Data entries
-*-

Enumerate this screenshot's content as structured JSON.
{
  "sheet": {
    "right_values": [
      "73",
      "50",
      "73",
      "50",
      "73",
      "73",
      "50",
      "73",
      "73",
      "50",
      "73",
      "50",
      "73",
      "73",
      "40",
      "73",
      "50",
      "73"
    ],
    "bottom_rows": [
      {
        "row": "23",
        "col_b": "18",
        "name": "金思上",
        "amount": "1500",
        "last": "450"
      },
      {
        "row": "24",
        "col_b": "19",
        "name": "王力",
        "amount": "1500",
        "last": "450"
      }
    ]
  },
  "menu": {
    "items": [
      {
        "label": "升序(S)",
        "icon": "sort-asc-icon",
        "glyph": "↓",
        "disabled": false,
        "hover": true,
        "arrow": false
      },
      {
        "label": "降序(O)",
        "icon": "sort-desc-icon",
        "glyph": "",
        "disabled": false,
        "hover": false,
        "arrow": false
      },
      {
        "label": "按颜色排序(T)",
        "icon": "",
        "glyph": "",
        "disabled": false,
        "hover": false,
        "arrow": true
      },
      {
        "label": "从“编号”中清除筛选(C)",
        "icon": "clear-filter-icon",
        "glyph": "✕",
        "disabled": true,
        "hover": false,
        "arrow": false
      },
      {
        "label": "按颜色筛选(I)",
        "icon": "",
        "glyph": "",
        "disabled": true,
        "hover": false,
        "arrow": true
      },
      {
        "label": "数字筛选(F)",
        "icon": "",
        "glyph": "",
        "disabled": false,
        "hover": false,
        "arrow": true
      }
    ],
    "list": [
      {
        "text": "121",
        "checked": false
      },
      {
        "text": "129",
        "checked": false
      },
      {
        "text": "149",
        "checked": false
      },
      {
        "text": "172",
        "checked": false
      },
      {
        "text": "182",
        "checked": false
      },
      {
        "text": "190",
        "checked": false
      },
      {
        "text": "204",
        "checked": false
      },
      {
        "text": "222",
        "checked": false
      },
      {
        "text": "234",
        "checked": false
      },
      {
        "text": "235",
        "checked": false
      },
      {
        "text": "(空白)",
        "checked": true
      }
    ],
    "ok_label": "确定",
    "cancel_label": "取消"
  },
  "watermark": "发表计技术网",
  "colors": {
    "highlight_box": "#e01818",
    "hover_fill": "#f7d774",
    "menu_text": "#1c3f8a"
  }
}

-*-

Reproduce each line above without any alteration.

— Exercise answer —
Enumerate this screenshot's content as structured JSON.
{
  "sheet": {
    "right_values": [
      "73",
      "50",
      "73",
      "50",
      "73",
      "73",
      "50",
      "73",
      "73",
      "50",
      "73",
      "50",
      "73",
      "73",
      "40",
      "73",
      "50",
      "73"
    ],
    "bottom_rows": [
      {
        "row": "23",
        "col_b": "18",
        "name": "金思上",
        "amount": "1500",
        "last": "450"
      },
      {
        "row": "24",
        "col_b": "19",
        "name": "王力",
        "amount": "1500",
        "last": "450"
      }
    ]
  },
  "menu": {
    "items": [
      {
        "label": "升序(S)",
        "icon": "sort-asc-icon",
        "glyph": "↓",
        "disabled": false,
        "hover": true,
        "arrow": false
      },
      {
        "label": "降序(O)",
        "icon": "sort-desc-icon",
        "glyph": "",
        "disabled": false,
        "hover": false,
        "arrow": false
      },
      {
        "label": "按颜色排序(T)",
        "icon": "",
        "glyph": "",
        "disabled": false,
        "hover": false,
        "arrow": true
      },
      {
        "label": "从“编号”中清除筛选(C)",
        "icon": "clear-filter-icon",
        "glyph": "✕",
        "disabled": true,
        "hover": false,
        "arrow": false
      },
      {
        "label": "按颜色筛选(I)",
        "icon": "",
        "glyph": "",
        "disabled": true,
        "hover": false,
        "arrow": true
      },
      {
        "label": "数字筛选(F)",
        "icon": "",
        "glyph": "",
        "disabled": false,
        "hover": false,
        "arrow": true
      }
    ],
    "list": [
      {
        "text": "121",
        "checked": false
      },
      {
        "text": "129",
        "checked": false
      },
      {
        "text": "149",
        "checked": false
      },
      {
        "text": "172",
        "checked": false
      },
      {
        "text": "182",
        "checked": false
      },
      {
        "text": "190",
        "checked": false
      },
      {
        "text": "204",
        "checked": false
      },
      {
        "text": "222",
        "checked": false
      },
      {
        "text": "234",
        "checked": false
      },
      {
        "text": "235",
        "checked": false
      },
      {
        "text": "(空白)",
        "checked": true
      }
    ],
    "ok_label": "确定",
    "cancel_label": "取消"
  },
  "watermark": "发表计技术网",
  "colors": {
    "highlight_box": "#e01818",
    "hover_fill": "#f7d774",
    "menu_text": "#1c3f8a"
  }
}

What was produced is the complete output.